The cost effectiveness of alirocumab was less in patients with a baseline LDL less than 100 mg/dL compared with those with an LDL greater than 100 mg/dL in the overall intention-to-treat population regardless of the willingness to pay, according to the researchers.
“Based on both absolute clinical benefit and cost-effectiveness, alirocumab may offer good value in patients with a history of ACS and LDL cholesterol greater than or equal to 100 mg/dL despite maximally tolerated statin therapy,” Bhatt said during the presentation.
Andrew E. Moran
“We need to see how patient perspectives and preferences and patient-level costs factor into this cost effectiveness,” Andrew E. Moran, MD, assistant professor of medicine at Colombia University Medical Center, said during the discussant portion of the presentation. “It could be that the patients taking a medication every other week increases their convenience and they might prefer it to taking a daily pill. On the other hand, taking injections might be something that patients are averse to.”
Results from this study may affect both patients and clinicians, experts said.
“[The ODYSSEY OUTCOMES Economics Study] is going to have a great effect,” Robert Sanchez, PhD, senior director of health economics and outcomes research for Regeneron, told Cardiology Today. “The cost-effective price at the $100,000 willingness to pay threshold is $6,000 per year. However, if you limit it to those who had a baseline LDL-C of greater than 100 [mg/dL], the cost-effective price jumps up to about $13,500 per year,” “That falls well within the current rebate structures that we offer in the United States.”
“When I look at the patients with the LDLs above 100 [mg/dL], these are some of the patients that concern me the most as a cardiologist,” Jay Edelberg, MD, head of CV development for Sanofi, said in an interview. “I’ve had a lot of patients who’ve had events in whom I can’t get their LDL under control, and they have not just another event, but recurrent events. Now we have a treatment that can really get these patients under control.” – by Darlene Dobkowski
Bhatt DL, et al. LBS.01 – Late Breaking Clinical Trial: Answers to Critical Questions in Cardiovascular Prevention. Presented at: American Heart Association Scientific Sessions; Nov. 10-12, 2018; Chicago.
Disclosures: The ODYSSEY OUTCOMES study was funded by Sanofi Aventis and Regeneron.
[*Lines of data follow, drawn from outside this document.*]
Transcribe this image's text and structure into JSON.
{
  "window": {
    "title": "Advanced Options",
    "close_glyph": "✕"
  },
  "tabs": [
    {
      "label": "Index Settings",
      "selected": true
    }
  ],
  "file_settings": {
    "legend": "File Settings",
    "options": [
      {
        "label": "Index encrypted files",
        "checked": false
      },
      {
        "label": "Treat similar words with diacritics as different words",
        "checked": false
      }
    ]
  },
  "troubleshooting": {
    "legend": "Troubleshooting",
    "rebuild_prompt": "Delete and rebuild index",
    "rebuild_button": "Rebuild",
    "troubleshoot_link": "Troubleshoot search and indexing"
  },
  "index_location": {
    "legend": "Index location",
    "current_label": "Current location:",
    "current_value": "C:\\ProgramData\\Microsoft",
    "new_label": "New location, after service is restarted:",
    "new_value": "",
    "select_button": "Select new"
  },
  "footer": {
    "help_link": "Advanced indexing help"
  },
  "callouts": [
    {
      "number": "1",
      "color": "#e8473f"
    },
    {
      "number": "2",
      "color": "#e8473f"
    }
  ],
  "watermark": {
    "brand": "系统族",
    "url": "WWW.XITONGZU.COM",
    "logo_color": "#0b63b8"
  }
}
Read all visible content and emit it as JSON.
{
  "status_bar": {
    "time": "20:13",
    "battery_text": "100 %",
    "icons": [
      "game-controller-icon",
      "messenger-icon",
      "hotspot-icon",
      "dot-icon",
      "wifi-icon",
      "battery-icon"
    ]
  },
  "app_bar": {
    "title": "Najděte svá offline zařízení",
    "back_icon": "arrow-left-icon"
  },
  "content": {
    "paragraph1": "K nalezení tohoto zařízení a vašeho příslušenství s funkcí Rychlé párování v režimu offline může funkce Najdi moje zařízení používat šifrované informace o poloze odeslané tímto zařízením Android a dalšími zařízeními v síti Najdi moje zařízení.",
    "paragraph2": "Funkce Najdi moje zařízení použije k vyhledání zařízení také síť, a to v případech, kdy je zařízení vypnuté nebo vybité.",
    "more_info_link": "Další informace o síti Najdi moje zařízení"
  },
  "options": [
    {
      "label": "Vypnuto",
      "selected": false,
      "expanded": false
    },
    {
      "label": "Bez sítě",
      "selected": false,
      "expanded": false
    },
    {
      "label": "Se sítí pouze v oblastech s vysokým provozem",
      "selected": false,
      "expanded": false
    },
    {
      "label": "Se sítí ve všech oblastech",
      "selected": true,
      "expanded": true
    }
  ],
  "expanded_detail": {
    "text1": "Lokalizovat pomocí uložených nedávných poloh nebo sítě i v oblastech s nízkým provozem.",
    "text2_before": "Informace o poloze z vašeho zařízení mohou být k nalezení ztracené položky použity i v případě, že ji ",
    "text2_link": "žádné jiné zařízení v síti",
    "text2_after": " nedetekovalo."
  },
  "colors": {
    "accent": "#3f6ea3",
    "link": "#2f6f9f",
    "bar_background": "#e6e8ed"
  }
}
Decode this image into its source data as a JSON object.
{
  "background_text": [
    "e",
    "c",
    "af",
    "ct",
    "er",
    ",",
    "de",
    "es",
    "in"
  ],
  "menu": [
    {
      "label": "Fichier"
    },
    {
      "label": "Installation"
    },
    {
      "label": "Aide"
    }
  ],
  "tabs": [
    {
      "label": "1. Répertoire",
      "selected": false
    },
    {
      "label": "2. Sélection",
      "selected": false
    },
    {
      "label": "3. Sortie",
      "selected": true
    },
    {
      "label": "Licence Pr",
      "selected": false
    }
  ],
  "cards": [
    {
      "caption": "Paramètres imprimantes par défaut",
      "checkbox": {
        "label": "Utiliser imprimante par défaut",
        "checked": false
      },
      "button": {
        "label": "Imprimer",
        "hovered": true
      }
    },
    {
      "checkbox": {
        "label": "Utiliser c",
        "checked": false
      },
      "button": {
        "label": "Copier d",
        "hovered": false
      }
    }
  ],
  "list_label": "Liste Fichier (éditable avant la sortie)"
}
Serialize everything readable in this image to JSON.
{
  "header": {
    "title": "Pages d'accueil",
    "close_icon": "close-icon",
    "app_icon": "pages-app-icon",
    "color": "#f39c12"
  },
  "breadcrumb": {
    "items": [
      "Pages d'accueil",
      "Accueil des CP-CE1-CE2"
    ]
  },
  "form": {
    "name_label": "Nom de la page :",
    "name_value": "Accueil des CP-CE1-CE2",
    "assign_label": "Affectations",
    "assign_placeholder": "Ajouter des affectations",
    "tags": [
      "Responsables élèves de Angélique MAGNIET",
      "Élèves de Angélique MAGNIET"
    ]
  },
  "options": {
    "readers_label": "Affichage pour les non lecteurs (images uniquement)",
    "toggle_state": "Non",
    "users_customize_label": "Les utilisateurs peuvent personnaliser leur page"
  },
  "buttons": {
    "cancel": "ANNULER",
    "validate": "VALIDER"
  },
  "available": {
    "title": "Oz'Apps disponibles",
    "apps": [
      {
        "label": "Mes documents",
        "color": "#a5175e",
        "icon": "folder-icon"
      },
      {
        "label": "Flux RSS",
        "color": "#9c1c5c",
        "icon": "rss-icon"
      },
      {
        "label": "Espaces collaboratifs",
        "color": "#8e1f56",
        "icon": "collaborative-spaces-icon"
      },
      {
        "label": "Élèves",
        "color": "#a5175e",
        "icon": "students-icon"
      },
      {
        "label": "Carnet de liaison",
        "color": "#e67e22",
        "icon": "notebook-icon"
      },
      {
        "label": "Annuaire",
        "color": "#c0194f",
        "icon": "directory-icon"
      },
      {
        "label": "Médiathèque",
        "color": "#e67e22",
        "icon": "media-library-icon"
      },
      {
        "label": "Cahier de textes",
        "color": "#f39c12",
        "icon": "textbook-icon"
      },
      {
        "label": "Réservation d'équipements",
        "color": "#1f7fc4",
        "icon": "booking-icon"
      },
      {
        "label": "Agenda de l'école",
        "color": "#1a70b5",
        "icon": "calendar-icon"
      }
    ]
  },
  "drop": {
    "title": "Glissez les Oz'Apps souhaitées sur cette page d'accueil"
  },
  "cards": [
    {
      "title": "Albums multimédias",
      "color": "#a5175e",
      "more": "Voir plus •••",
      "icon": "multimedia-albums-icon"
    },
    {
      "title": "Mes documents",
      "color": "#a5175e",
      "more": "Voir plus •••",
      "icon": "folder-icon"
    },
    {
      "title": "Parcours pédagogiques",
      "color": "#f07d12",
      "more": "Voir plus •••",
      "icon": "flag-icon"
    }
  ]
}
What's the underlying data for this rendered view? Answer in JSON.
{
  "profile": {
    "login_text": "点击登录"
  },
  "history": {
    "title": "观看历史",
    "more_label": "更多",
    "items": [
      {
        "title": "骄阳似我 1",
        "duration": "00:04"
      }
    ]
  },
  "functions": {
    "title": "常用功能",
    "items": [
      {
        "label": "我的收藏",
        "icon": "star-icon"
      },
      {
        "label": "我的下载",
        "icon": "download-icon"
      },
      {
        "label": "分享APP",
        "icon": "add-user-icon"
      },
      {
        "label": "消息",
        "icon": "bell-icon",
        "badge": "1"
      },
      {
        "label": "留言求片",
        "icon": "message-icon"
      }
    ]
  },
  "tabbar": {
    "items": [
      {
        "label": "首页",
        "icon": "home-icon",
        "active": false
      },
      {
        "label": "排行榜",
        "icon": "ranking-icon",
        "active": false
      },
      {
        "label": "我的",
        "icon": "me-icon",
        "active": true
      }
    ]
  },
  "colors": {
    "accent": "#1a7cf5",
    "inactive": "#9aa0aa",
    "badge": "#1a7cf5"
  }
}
Bhatt reports he has financial ties with numerous drug and device companies, including receiving research funding from Regeneron and Sanofi. Moran reports no relevant financial disclosures. Edelberg is an employee of Sanofi. Sanchez is an employee of Regeneron.